Estonia’s prime minister has been placed on a needed listing in Russia due to her efforts to take away Soviet-era World Warfare II monuments within the Baltic nation, officers stated Tuesday as tensions between Russia and the West soar amid the struggle in Ukraine.
Russian media reported Tuesday that Kaja Kallas’ title seems on the Inside Ministry’s register of individuals needed on felony expenses, however it was not clear when she was added to the listing that additionally consists of scores of officers and lawmakers from different Baltic nations.
The ministry didn’t specify what expenses Kallas faces, however different officers stated the transfer was associated to her efforts to take away WWII monuments.
Estonia and different NATO members — Latvia and Lithuania — have sought to take away the monuments extensively seen as a legacy of Soviet occupation of the international locations. Moscow has denounced these strikes as a desecration of reminiscence of Soviet troopers who fell whereas preventing the Nazis.
The inclusion of Kallas — who has fiercely advocated for increased military assistance to Ukraine and stronger sanctions in opposition to Russia — seems to mirror the Kremlin’s effort to up the ante within the face of strain from NATO allies because the struggle nears the two-year mark.
Whereas it means little in sensible phrases as Russia-West contacts have been frozen throughout the battle, it comes at a time when European members of NATO are rising more and more anxious about how the U.S. election will have an effect on the way forward for the alliance.
It’s the first time the ministry has put a international chief on a needed listing.
Estonian Secretary of State Taimar Peterkop and Lithuanian Tradition Minister Simonas Kairys are additionally on the listing, which is accessible to the general public, together with scores of officers and lawmakers from Latvia, Lithuania and Poland.
Russian International Ministry spokeswoman Maria Zakharova confirmed that Kallas and Peterkop have been placed on the listing due to their involvement within the elimination of monuments.
Requested concerning the transfer, Kremlin spokesman Dmitry Peskov informed reporters it was a response to motion by Kallas and others who “have taken hostile motion towards historic reminiscence and our nation.”
Russia has legal guidelines criminalizing the “rehabilitation of Nazis” that embrace clauses punishing the desecration of struggle memorials, and Russia’s Investigative Committee, the nation’s high felony investigation company, has a devoted division to cope with alleged “falsification of historical past” and “rehabilitation of Nazism,” which has ramped up its motion for the reason that begin of the struggle, in keeping with Mediazona, an impartial Russian information outlet that analyzed the needed listing on Tuesday.
Russian President Vladimir Putin has stated that ridding Ukraine of far-right, neo-Nazi teams is among the central goals of his struggle there.

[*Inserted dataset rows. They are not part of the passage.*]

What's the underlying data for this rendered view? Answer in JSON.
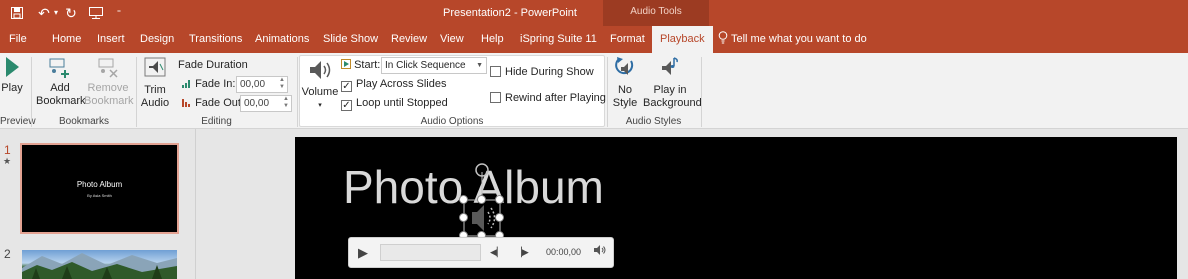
{
  "title_bar": {
    "title": "Presentation2  -  PowerPoint",
    "context_group": "Audio Tools",
    "icons": [
      "save-icon",
      "undo-icon",
      "redo-icon",
      "presenter-icon",
      "customize-qat-icon"
    ]
  },
  "tabs": [
    "File",
    "Home",
    "Insert",
    "Design",
    "Transitions",
    "Animations",
    "Slide Show",
    "Review",
    "View",
    "Help",
    "iSpring Suite 11",
    "Format",
    "Playback"
  ],
  "active_tab": "Playback",
  "tell_me": "Tell me what you want to do",
  "ribbon": {
    "preview": {
      "play": "Play",
      "group": "Preview"
    },
    "bookmarks": {
      "add_1": "Add",
      "add_2": "Bookmark",
      "remove_1": "Remove",
      "remove_2": "Bookmark",
      "group": "Bookmarks"
    },
    "editing": {
      "trim_1": "Trim",
      "trim_2": "Audio",
      "fade_duration": "Fade Duration",
      "fade_in_label": "Fade In:",
      "fade_in_value": "00,00",
      "fade_out_label": "Fade Out:",
      "fade_out_value": "00,00",
      "group": "Editing"
    },
    "audio_options": {
      "volume": "Volume",
      "start_label": "Start:",
      "start_value": "In Click Sequence",
      "play_across": "Play Across Slides",
      "play_across_checked": true,
      "loop": "Loop until Stopped",
      "loop_checked": true,
      "hide": "Hide During Show",
      "hide_checked": false,
      "rewind": "Rewind after Playing",
      "rewind_checked": false,
      "group": "Audio Options"
    },
    "audio_styles": {
      "no_style_1": "No",
      "no_style_2": "Style",
      "play_bg_1": "Play in",
      "play_bg_2": "Background",
      "group": "Audio Styles"
    }
  },
  "slides": [
    {
      "number": "1",
      "title": "Photo Album",
      "subtitle": "By Asia Smith"
    },
    {
      "number": "2"
    }
  ],
  "slide": {
    "title": "Photo Album"
  },
  "player": {
    "time": "00:00,00"
  },
  "colors": {
    "accent": "#b7472a",
    "context": "#9c3b22",
    "ribbon": "#f2f2f2"
  }
}
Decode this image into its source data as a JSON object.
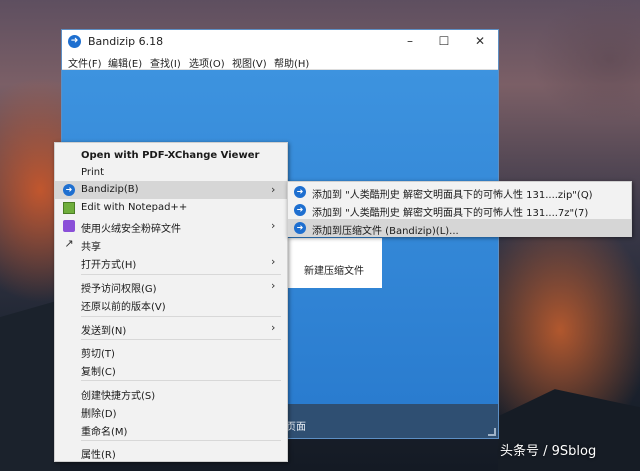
{
  "window": {
    "title": "Bandizip 6.18",
    "menubar": [
      "文件(F)",
      "编辑(E)",
      "查找(I)",
      "选项(O)",
      "视图(V)",
      "帮助(H)"
    ],
    "status_text": "页面",
    "new_archive_label": "新建压缩文件"
  },
  "context_menu": {
    "items": [
      {
        "label": "Open with PDF-XChange Viewer",
        "icon": "none"
      },
      {
        "label": "Print",
        "icon": "none"
      },
      {
        "label": "Bandizip(B)",
        "icon": "bandizip-icon"
      },
      {
        "label": "Edit with Notepad++",
        "icon": "notepad-icon"
      },
      {
        "label": "使用火绒安全粉碎文件",
        "icon": "huorong-icon"
      },
      {
        "label": "共享",
        "icon": "share-icon"
      },
      {
        "label": "打开方式(H)",
        "icon": "none"
      },
      {
        "label": "授予访问权限(G)",
        "icon": "none"
      },
      {
        "label": "还原以前的版本(V)",
        "icon": "none"
      },
      {
        "label": "发送到(N)",
        "icon": "none"
      },
      {
        "label": "剪切(T)",
        "icon": "none"
      },
      {
        "label": "复制(C)",
        "icon": "none"
      },
      {
        "label": "创建快捷方式(S)",
        "icon": "none"
      },
      {
        "label": "删除(D)",
        "icon": "none"
      },
      {
        "label": "重命名(M)",
        "icon": "none"
      },
      {
        "label": "属性(R)",
        "icon": "none"
      }
    ]
  },
  "submenu": {
    "items": [
      {
        "label": "添加到 \"人类酷刑史 解密文明面具下的可怖人性 131....zip\"(Q)"
      },
      {
        "label": "添加到 \"人类酷刑史 解密文明面具下的可怖人性 131....7z\"(7)"
      },
      {
        "label": "添加到压缩文件 (Bandizip)(L)..."
      }
    ]
  },
  "watermark": "头条号 / 9Sblog",
  "colors": {
    "accent": "#1e6fd0",
    "highlight": "#d6d6d6",
    "window_blue": "#2a7dd1"
  }
}
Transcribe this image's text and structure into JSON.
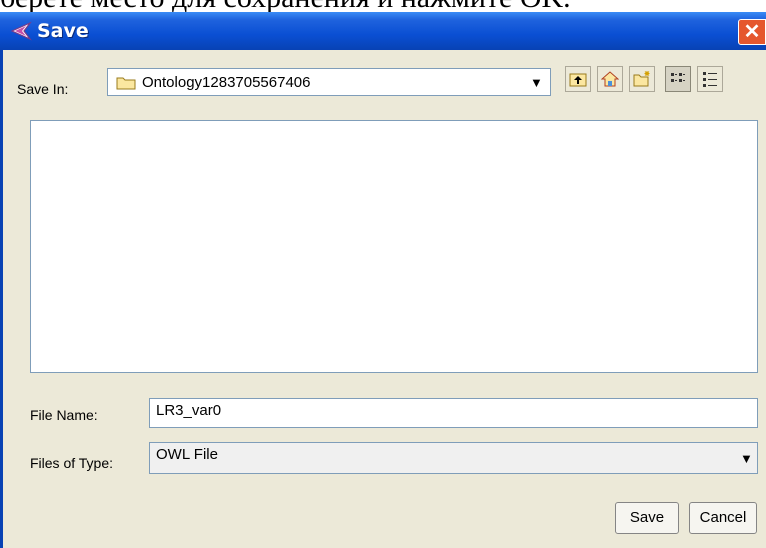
{
  "doc_text": "берете место для сохранения и нажмите OK.",
  "window": {
    "title": "Save",
    "close_glyph": "✕"
  },
  "save_in": {
    "label": "Save In:",
    "value": "Ontology1283705567406"
  },
  "toolbar": {
    "up_icon": "up-folder-icon",
    "home_icon": "home-icon",
    "new_folder_icon": "new-folder-icon",
    "list_view_icon": "list-view-icon",
    "details_view_icon": "details-view-icon"
  },
  "file_name": {
    "label": "File Name:",
    "value": "LR3_var0"
  },
  "file_type": {
    "label": "Files of Type:",
    "value": "OWL File"
  },
  "buttons": {
    "save": "Save",
    "cancel": "Cancel"
  },
  "colors": {
    "titlebar": "#0a4fd3",
    "dialog_bg": "#ece9d8",
    "close": "#e5572e"
  }
}
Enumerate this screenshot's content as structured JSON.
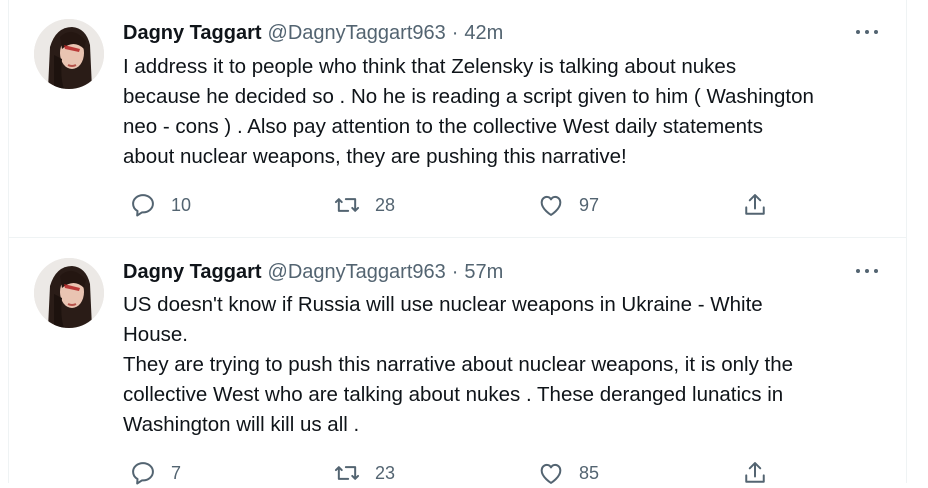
{
  "tweets": [
    {
      "name": "Dagny Taggart",
      "handle": "@DagnyTaggart963",
      "separator": "·",
      "time": "42m",
      "text_lines": [
        "I address it to people who think that Zelensky is talking about nukes",
        "because he decided so . No he is reading a script given to him ( Washington",
        "neo - cons ) . Also pay attention to the collective West daily statements",
        "about nuclear weapons, they are pushing this narrative!"
      ],
      "replies": "10",
      "retweets": "28",
      "likes": "97",
      "icons": {
        "reply": "reply-icon",
        "retweet": "retweet-icon",
        "like": "heart-icon",
        "share": "share-icon",
        "more": "more-icon"
      }
    },
    {
      "name": "Dagny Taggart",
      "handle": "@DagnyTaggart963",
      "separator": "·",
      "time": "57m",
      "text_lines": [
        "US doesn't know if Russia will use nuclear weapons in Ukraine - White",
        "House.",
        "They are trying to push this narrative about nuclear weapons, it is only the",
        "collective West who are talking about nukes . These deranged lunatics in",
        "Washington will kill us all ."
      ],
      "replies": "7",
      "retweets": "23",
      "likes": "85",
      "icons": {
        "reply": "reply-icon",
        "retweet": "retweet-icon",
        "like": "heart-icon",
        "share": "share-icon",
        "more": "more-icon"
      }
    }
  ],
  "colors": {
    "text": "#0f1419",
    "secondary": "#536471",
    "divider": "#eff3f4"
  }
}
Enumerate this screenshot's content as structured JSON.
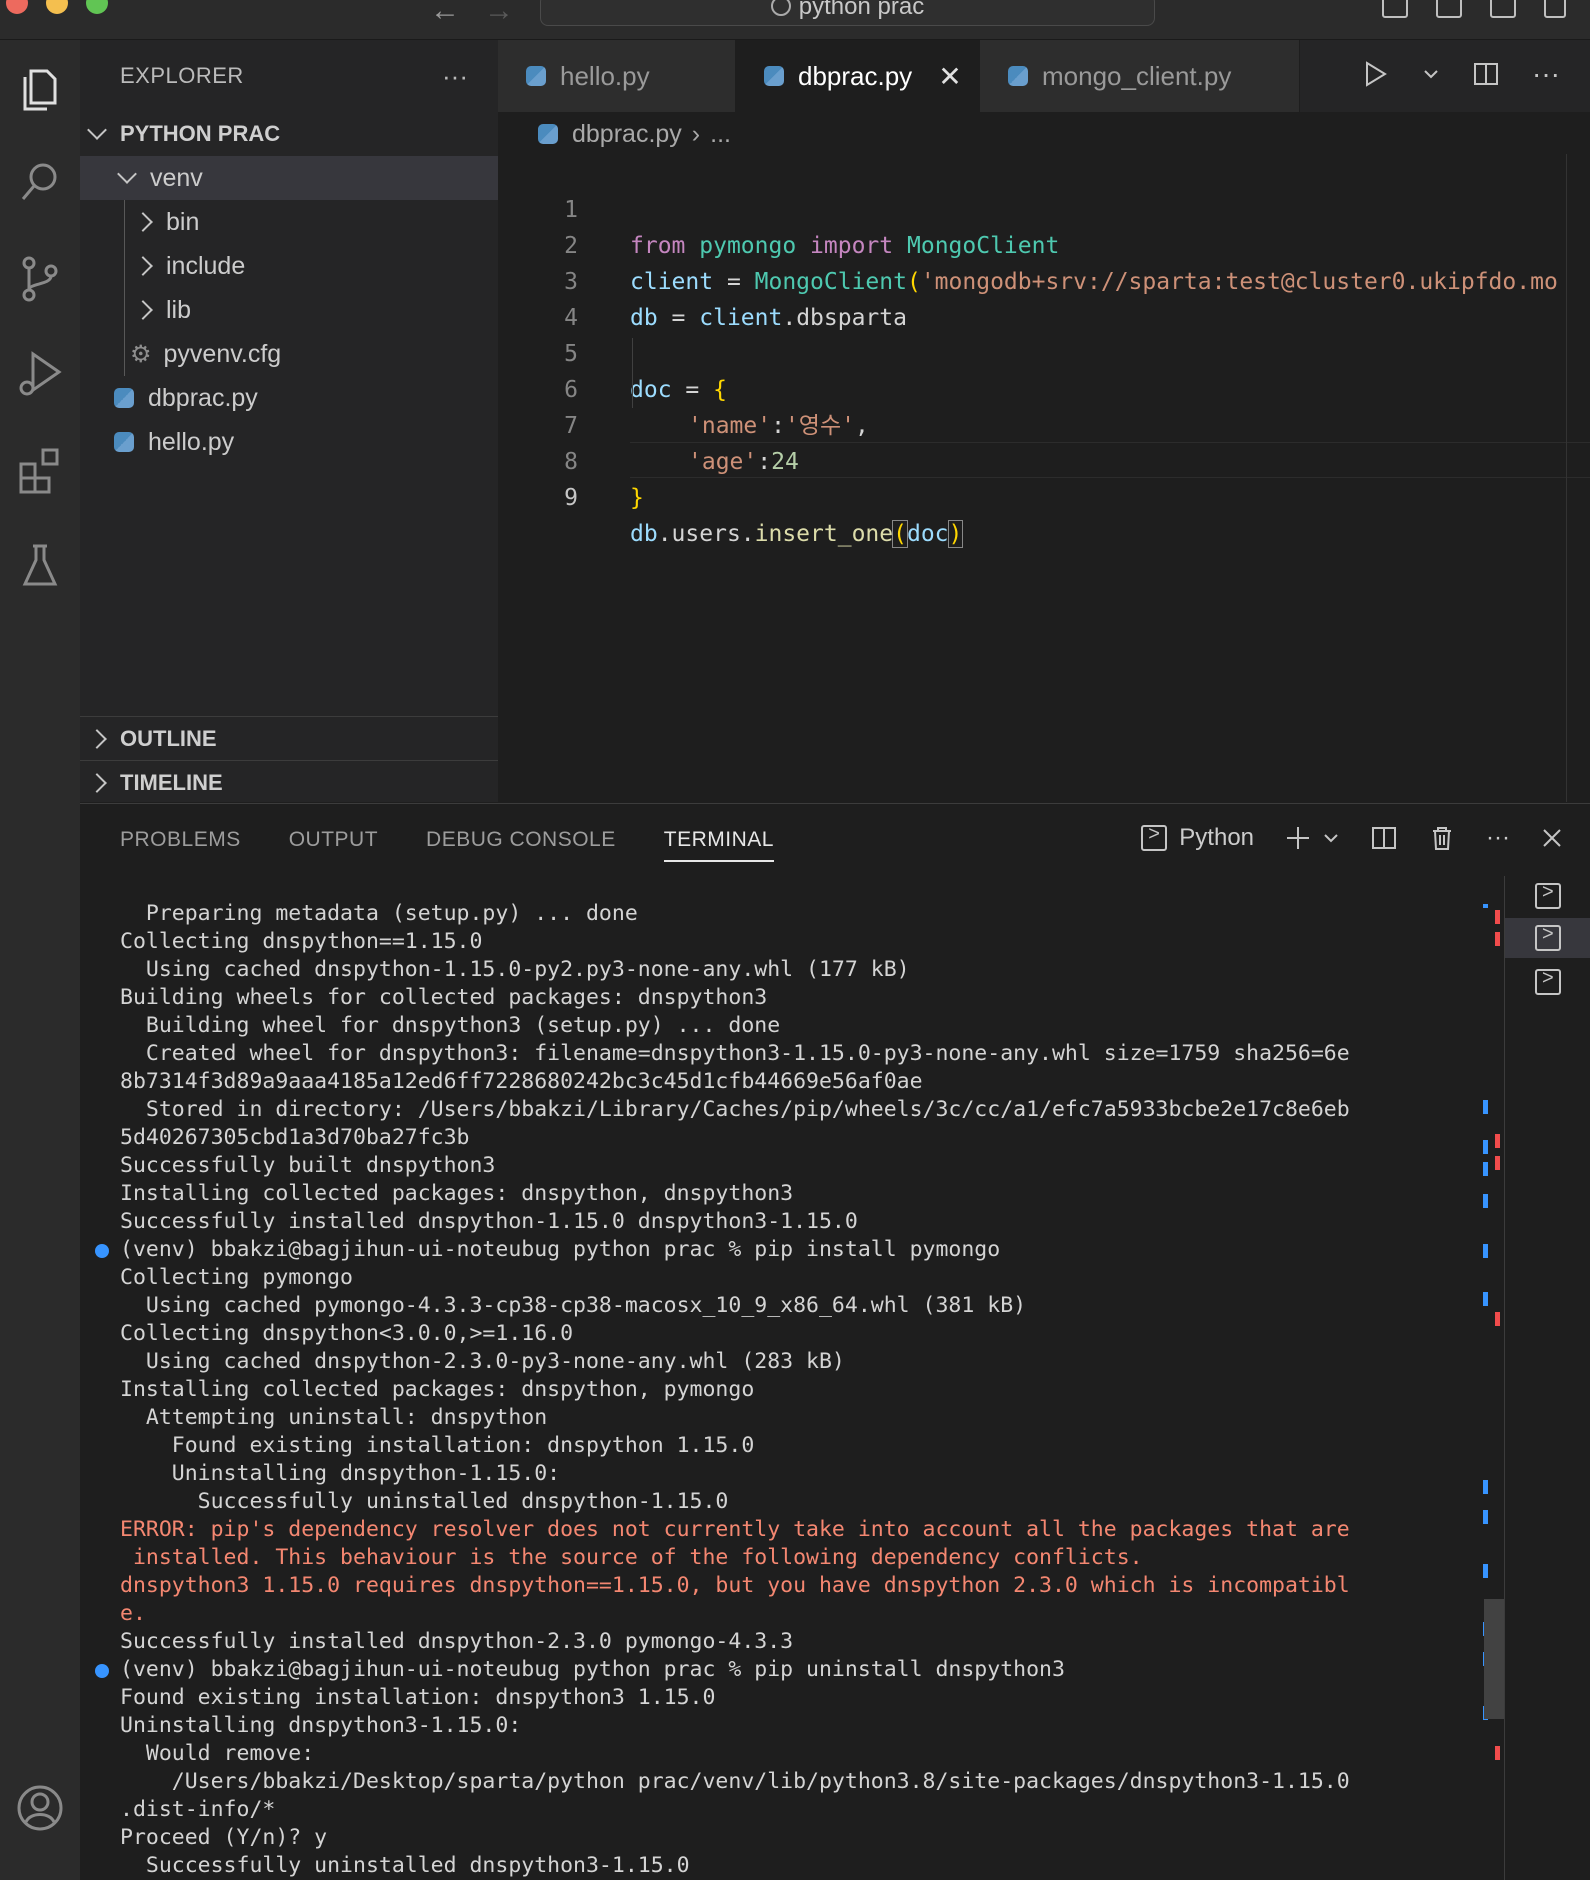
{
  "window": {
    "search_text": "python prac"
  },
  "sidebar": {
    "title": "EXPLORER",
    "more": "···",
    "project": "PYTHON PRAC",
    "tree": [
      {
        "label": "venv",
        "type": "folder-open",
        "depth": 1
      },
      {
        "label": "bin",
        "type": "folder",
        "depth": 2
      },
      {
        "label": "include",
        "type": "folder",
        "depth": 2
      },
      {
        "label": "lib",
        "type": "folder",
        "depth": 2
      },
      {
        "label": "pyvenv.cfg",
        "type": "gear-file",
        "depth": 2
      },
      {
        "label": "dbprac.py",
        "type": "python",
        "depth": 1
      },
      {
        "label": "hello.py",
        "type": "python",
        "depth": 1
      }
    ],
    "outline": "OUTLINE",
    "timeline": "TIMELINE"
  },
  "tabs": [
    {
      "label": "hello.py",
      "active": false
    },
    {
      "label": "dbprac.py",
      "active": true
    },
    {
      "label": "mongo_client.py",
      "active": false
    }
  ],
  "breadcrumb": {
    "file": "dbprac.py",
    "rest": "..."
  },
  "code": {
    "line_numbers": [
      "1",
      "2",
      "3",
      "4",
      "5",
      "6",
      "7",
      "8",
      "9"
    ],
    "l1": {
      "kw1": "from",
      "mod": "pymongo",
      "kw2": "import",
      "cls": "MongoClient"
    },
    "l2": {
      "var": "client",
      "op": " = ",
      "cls": "MongoClient",
      "paren": "(",
      "str": "'mongodb+srv://sparta:test@cluster0.ukipfdo.mo"
    },
    "l3": {
      "var": "db",
      "op": " = ",
      "var2": "client",
      "rest": ".dbsparta"
    },
    "l5": {
      "var": "doc",
      "op": " = ",
      "brace": "{"
    },
    "l6": {
      "key": "'name'",
      "colon": ":",
      "val": "'영수'",
      "comma": ","
    },
    "l7": {
      "key": "'age'",
      "colon": ":",
      "val": "24"
    },
    "l8": {
      "brace": "}"
    },
    "l9": {
      "obj": "db",
      "mid": ".users.",
      "fn": "insert_one",
      "open": "(",
      "arg": "doc",
      "close": ")"
    }
  },
  "panel": {
    "tabs": [
      "PROBLEMS",
      "OUTPUT",
      "DEBUG CONSOLE",
      "TERMINAL"
    ],
    "shell_label": "Python"
  },
  "terminal": {
    "lines": [
      "  Preparing metadata (setup.py) ... done",
      "Collecting dnspython==1.15.0",
      "  Using cached dnspython-1.15.0-py2.py3-none-any.whl (177 kB)",
      "Building wheels for collected packages: dnspython3",
      "  Building wheel for dnspython3 (setup.py) ... done",
      "  Created wheel for dnspython3: filename=dnspython3-1.15.0-py3-none-any.whl size=1759 sha256=6e",
      "8b7314f3d89a9aaa4185a12ed6ff7228680242bc3c45d1cfb44669e56af0ae",
      "  Stored in directory: /Users/bbakzi/Library/Caches/pip/wheels/3c/cc/a1/efc7a5933bcbe2e17c8e6eb",
      "5d40267305cbd1a3d70ba27fc3b",
      "Successfully built dnspython3",
      "Installing collected packages: dnspython, dnspython3",
      "Successfully installed dnspython-1.15.0 dnspython3-1.15.0",
      "(venv) bbakzi@bagjihun-ui-noteubug python prac % pip install pymongo",
      "Collecting pymongo",
      "  Using cached pymongo-4.3.3-cp38-cp38-macosx_10_9_x86_64.whl (381 kB)",
      "Collecting dnspython<3.0.0,>=1.16.0",
      "  Using cached dnspython-2.3.0-py3-none-any.whl (283 kB)",
      "Installing collected packages: dnspython, pymongo",
      "  Attempting uninstall: dnspython",
      "    Found existing installation: dnspython 1.15.0",
      "    Uninstalling dnspython-1.15.0:",
      "      Successfully uninstalled dnspython-1.15.0",
      "ERROR: pip's dependency resolver does not currently take into account all the packages that are",
      " installed. This behaviour is the source of the following dependency conflicts.",
      "dnspython3 1.15.0 requires dnspython==1.15.0, but you have dnspython 2.3.0 which is incompatibl",
      "e.",
      "Successfully installed dnspython-2.3.0 pymongo-4.3.3",
      "(venv) bbakzi@bagjihun-ui-noteubug python prac % pip uninstall dnspython3",
      "Found existing installation: dnspython3 1.15.0",
      "Uninstalling dnspython3-1.15.0:",
      "  Would remove:",
      "    /Users/bbakzi/Desktop/sparta/python prac/venv/lib/python3.8/site-packages/dnspython3-1.15.0",
      ".dist-info/*",
      "Proceed (Y/n)? y",
      "  Successfully uninstalled dnspython3-1.15.0"
    ]
  },
  "colors": {
    "accent": "#3794ff",
    "error": "#f48771",
    "background": "#1e1e1e"
  }
}
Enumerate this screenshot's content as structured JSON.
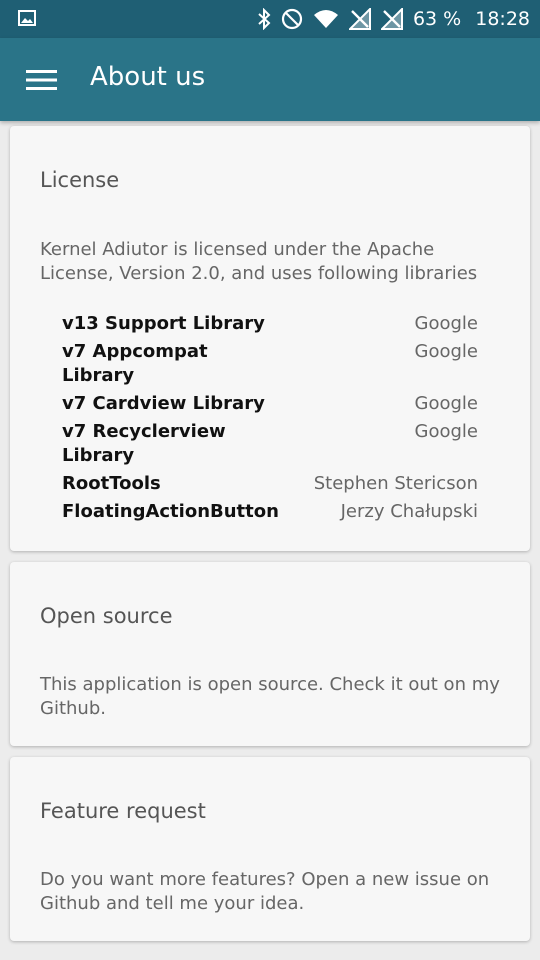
{
  "status_bar": {
    "battery": "63 %",
    "time": "18:28"
  },
  "app_bar": {
    "title": "About us"
  },
  "license_card": {
    "title": "License",
    "body": "Kernel Adiutor is licensed under the Apache License, Version 2.0, and uses following libraries",
    "libraries": [
      {
        "name": "v13 Support Library",
        "author": "Google"
      },
      {
        "name": "v7 Appcompat Library",
        "author": "Google"
      },
      {
        "name": "v7 Cardview Library",
        "author": "Google"
      },
      {
        "name": "v7 Recyclerview Library",
        "author": "Google"
      },
      {
        "name": "RootTools",
        "author": "Stephen Stericson"
      },
      {
        "name": "FloatingActionButton",
        "author": "Jerzy Chałupski"
      }
    ]
  },
  "open_source_card": {
    "title": "Open source",
    "body": "This application is open source. Check it out on my Github."
  },
  "feature_request_card": {
    "title": "Feature request",
    "body": "Do you want more features? Open a new issue on Github and tell me your idea."
  }
}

Putin has supplied no proof to again his repeated claims that such teams have a decisive voice in shaping the nation’s insurance policies.
The transfer might additionally mark an try by Moscow to counter final 12 months’s arrest warrant in opposition to Putin that was issued by the Worldwide Legal Courtroom over the alleged deportation of Ukrainian youngsters to Russia.
There was no quick response from Estonian authorities.
The Russian transfer comes at a time of rising tensions between NATO and Russia — and likewise rising concern amongst European members of the alliance over the result of the U.S. election.
Former U.S. President Donald Trump has rekindled NATO allies’ fears that he might enable Russia to increase its aggression on the continent if he returns to the White Home.
“You didn’t pay? You’re delinquent?’” Trump, the Republican front-runner, recently said he told an unidentified NATO member throughout his presidency. “‘No, I might not defend you. The truth is, I might encourage them to do regardless of the hell they need. You gotta pay.’”
That assertion sharply contrasted with U.S. President Joe Biden’s pledge “to defend each inch of NATO territory” — because the alliance commits all members to do in case of assault.
Trump’s assertion shocked many in Europe, drawing a pledge from the governments of Poland, France and Germany to bolster Europe’s safety and protection energy.